## Work instructions:
Would you give the number of lines in the entries that contain the word "part"? Nothing else is needed.

Stored records:
###

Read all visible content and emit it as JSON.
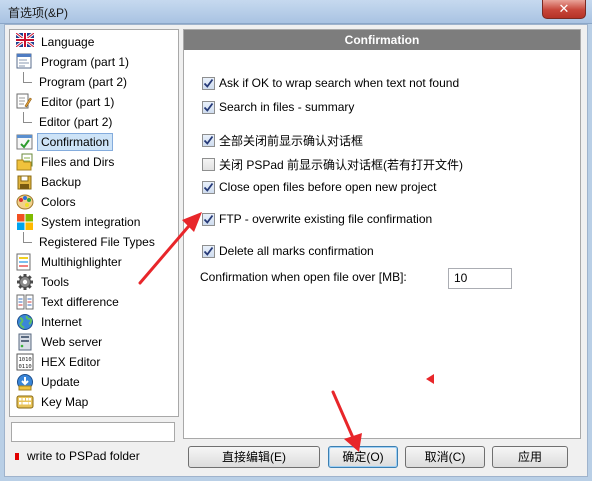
{
  "window": {
    "title": "首选项(&P)",
    "close_label": "✕"
  },
  "tree": {
    "items": [
      {
        "label": "Language",
        "icon": "uk-flag-icon",
        "level": 0
      },
      {
        "label": "Program  (part 1)",
        "icon": "program-window-icon",
        "level": 0
      },
      {
        "label": "Program  (part 2)",
        "icon": "",
        "level": 1
      },
      {
        "label": "Editor  (part 1)",
        "icon": "editor-pencil-icon",
        "level": 0
      },
      {
        "label": "Editor  (part 2)",
        "icon": "",
        "level": 1
      },
      {
        "label": "Confirmation",
        "icon": "confirmation-icon",
        "level": 0,
        "selected": true
      },
      {
        "label": "Files and Dirs",
        "icon": "files-dirs-icon",
        "level": 0
      },
      {
        "label": "Backup",
        "icon": "backup-icon",
        "level": 0
      },
      {
        "label": "Colors",
        "icon": "colors-palette-icon",
        "level": 0
      },
      {
        "label": "System integration",
        "icon": "windows-logo-icon",
        "level": 0
      },
      {
        "label": "Registered File Types",
        "icon": "",
        "level": 1
      },
      {
        "label": "Multihighlighter",
        "icon": "multihighlighter-icon",
        "level": 0
      },
      {
        "label": "Tools",
        "icon": "gear-icon",
        "level": 0
      },
      {
        "label": "Text difference",
        "icon": "text-difference-icon",
        "level": 0
      },
      {
        "label": "Internet",
        "icon": "globe-icon",
        "level": 0
      },
      {
        "label": "Web server",
        "icon": "web-server-icon",
        "level": 0
      },
      {
        "label": "HEX Editor",
        "icon": "hex-editor-icon",
        "level": 0
      },
      {
        "label": "Update",
        "icon": "update-icon",
        "level": 0
      },
      {
        "label": "Key Map",
        "icon": "keyboard-icon",
        "level": 0
      }
    ],
    "search_value": ""
  },
  "footer_note": "write to PSPad folder",
  "panel": {
    "header": "Confirmation",
    "options": [
      {
        "label": "Ask if OK to wrap search when text not found",
        "checked": true
      },
      {
        "label": "Search in files - summary",
        "checked": true
      },
      {
        "label": "全部关闭前显示确认对话框",
        "checked": true
      },
      {
        "label": "关闭 PSPad 前显示确认对话框(若有打开文件)",
        "checked": false
      },
      {
        "label": "Close open files before open new project",
        "checked": true
      },
      {
        "label": "FTP - overwrite existing file confirmation",
        "checked": true
      },
      {
        "label": "Delete all marks confirmation",
        "checked": true
      }
    ],
    "size_label": "Confirmation when open file over [MB]:",
    "size_value": "10"
  },
  "buttons": {
    "direct_edit": "直接编辑(E)",
    "ok": "确定(O)",
    "cancel": "取消(C)",
    "apply": "应用"
  },
  "colors": {
    "header_bg": "#7d7d7d",
    "annotation_red": "#e8262a"
  }
}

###

## Exercise solution:
4